We’ve talked about the way killer bees infiltrate a hive, but what I’d like to mention today is hive robbing by regular little worker honey bees.
If a hive is weak—because of an inefficient queen, perhaps, or because the hive simply isn’t well-enough populated—then bees from other hives will do their best to sneak in and rob the honey and pollen stores. If the beekeeper is feeding with sugar water, the intruders will take that as well, leaving the original hive inhabitants to starve. I hope this is something I never have to deal with.
How to avoid a problem? I’m glad you asked.
1. Monitor the hive to catch problems before they get serious. That’s what the books say, as if I’m supposed to know what to look for.
2. Feed the bees at the rear of the hive rather than right at the front door, so that robbers would have to negotiate the length of the hive and would probably be stopped before they got to their goal. Langstroth hives are traditionally built to accommodate an entrance feeder. This makes it harder for the guard bees to keep out a mass of intruders. The bee hives I’m buying (and the ones I’ll build) all feed at the rear, however, so I should be okay.
3. Reduce the size of the entrance. You can buy fancy entrance reducers, but my hives have a small hole as the entrance to begin with. That’s the usual design of top bar hives as well, so when I build mine, I’ll put in three entrance holes and cork the ones that aren’t ready to be used yet. (I’ll explain this in a later blog.)
4. As a last resort, break up a weak hive by eliminating the queen and placing that hive’s brood comb in a stronger hive.
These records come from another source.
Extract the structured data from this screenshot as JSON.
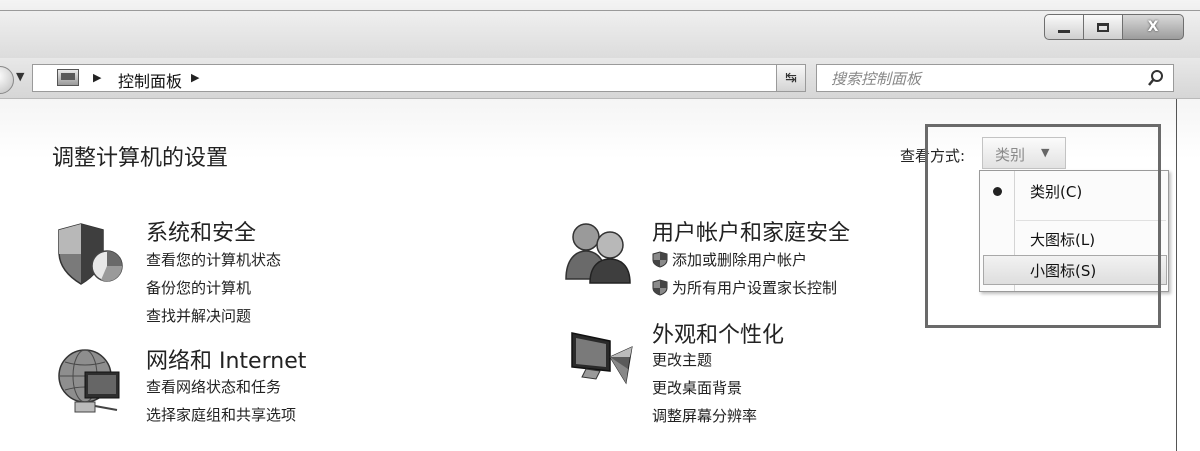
{
  "window": {
    "controls": {
      "minimize_icon": "minimize-icon",
      "maximize_icon": "maximize-icon",
      "close_label": "X"
    }
  },
  "navbar": {
    "breadcrumb": {
      "root_icon": "control-panel-icon",
      "item": "控制面板"
    },
    "search": {
      "placeholder": "搜索控制面板",
      "icon": "search-icon"
    },
    "refresh_icon": "refresh-icon"
  },
  "page": {
    "title": "调整计算机的设置",
    "view_by": {
      "label": "查看方式:",
      "selected": "类别"
    }
  },
  "view_menu": {
    "items": [
      {
        "label": "类别(C)",
        "checked": true
      },
      {
        "label": "大图标(L)",
        "checked": false
      },
      {
        "label": "小图标(S)",
        "checked": false,
        "hovered": true
      }
    ]
  },
  "categories": {
    "system_security": {
      "title": "系统和安全",
      "icon": "shield-icon",
      "links": [
        "查看您的计算机状态",
        "备份您的计算机",
        "查找并解决问题"
      ]
    },
    "network": {
      "title": "网络和 Internet",
      "icon": "network-globe-icon",
      "links": [
        "查看网络状态和任务",
        "选择家庭组和共享选项"
      ]
    },
    "user_accounts": {
      "title": "用户帐户和家庭安全",
      "icon": "users-icon",
      "links": [
        "添加或删除用户帐户",
        "为所有用户设置家长控制"
      ]
    },
    "appearance": {
      "title": "外观和个性化",
      "icon": "monitor-personalize-icon",
      "links": [
        "更改主题",
        "更改桌面背景",
        "调整屏幕分辨率"
      ]
    }
  }
}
I’ve said it before: I DON’T want to squish a queen, so this last resort will probably never be used at BeesKnees Beekeeping.
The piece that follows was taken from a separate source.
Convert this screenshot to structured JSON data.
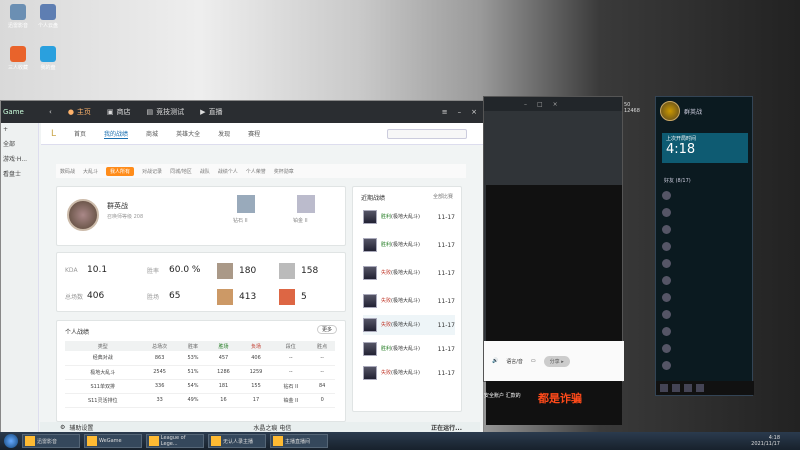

And now, while we’re talking about burglars, here’s a fun story from a National Public Radio blog: http://www.npr.org/blogs/thetwo-way/2011/02/15/133784265/no-not-a-cat-burglar-a-cat-thats-a-burglar
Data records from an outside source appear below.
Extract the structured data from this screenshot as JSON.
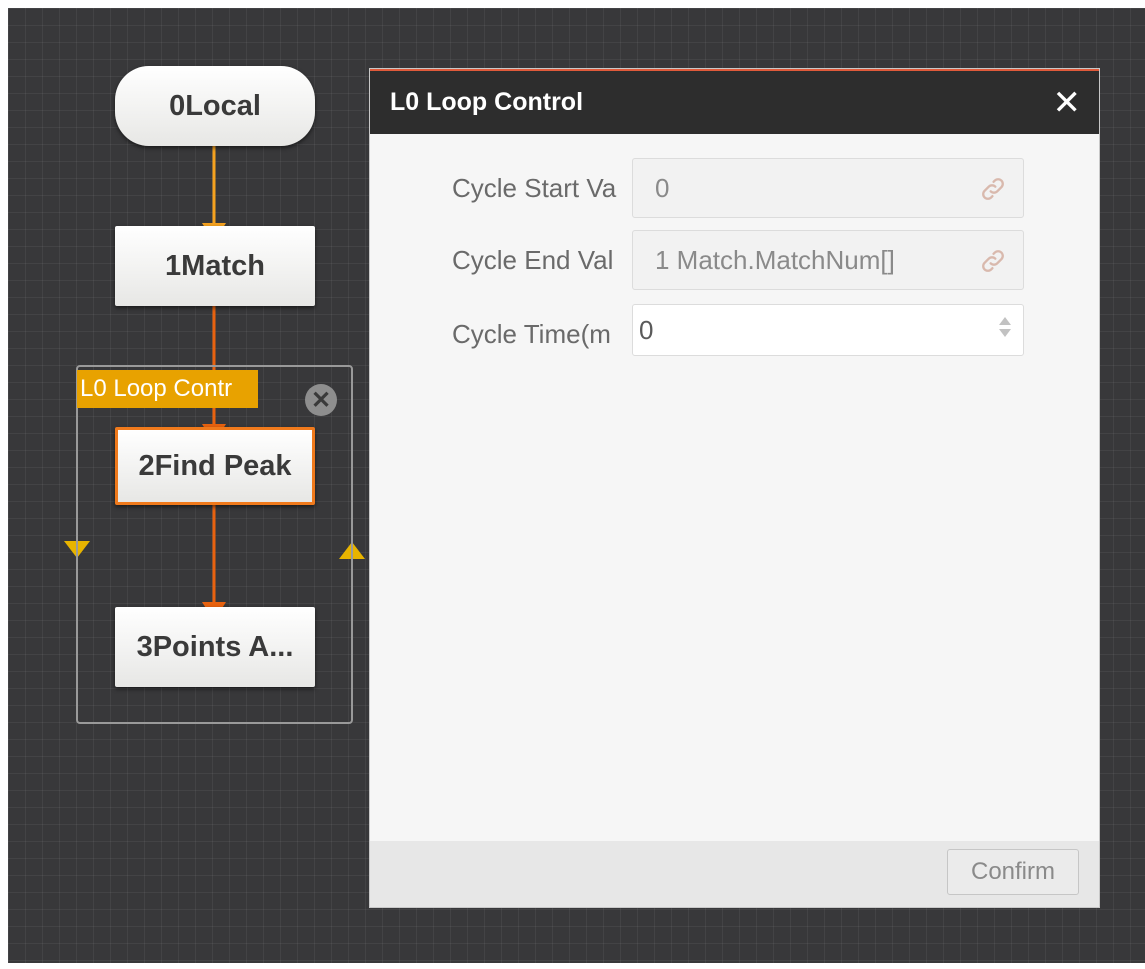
{
  "flow": {
    "nodes": [
      {
        "label": "0Local"
      },
      {
        "label": "1Match"
      },
      {
        "label": "2Find Peak"
      },
      {
        "label": "3Points A..."
      }
    ],
    "loop": {
      "tag": "L0 Loop Contr",
      "close_glyph": "✕"
    }
  },
  "dialog": {
    "title": "L0 Loop Control",
    "close_glyph": "✕",
    "fields": [
      {
        "label": "Cycle Start Va",
        "value": "0"
      },
      {
        "label": "Cycle End Val",
        "value": "1 Match.MatchNum[]"
      },
      {
        "label": "Cycle Time(m",
        "value": "0"
      }
    ],
    "confirm_label": "Confirm"
  },
  "colors": {
    "canvas": "#38383a",
    "arrow_orange": "#f5a21f",
    "arrow_dark_orange": "#e8620f",
    "loop_tag": "#e8a200",
    "dialog_header": "#2d2d2d"
  },
  "icons": [
    "link-icon",
    "close-icon",
    "spinner-up-icon",
    "spinner-down-icon",
    "loop-back-arrow-icon"
  ]
}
BEEattitude for Day # 127:
Blessed are those who keep their feet to themselves, for we shall not resort to stinging them.
One thing Fran is grateful for right now:
Steve Reiman, founder of Therapy Dogs of Vermont, who sent me that blog link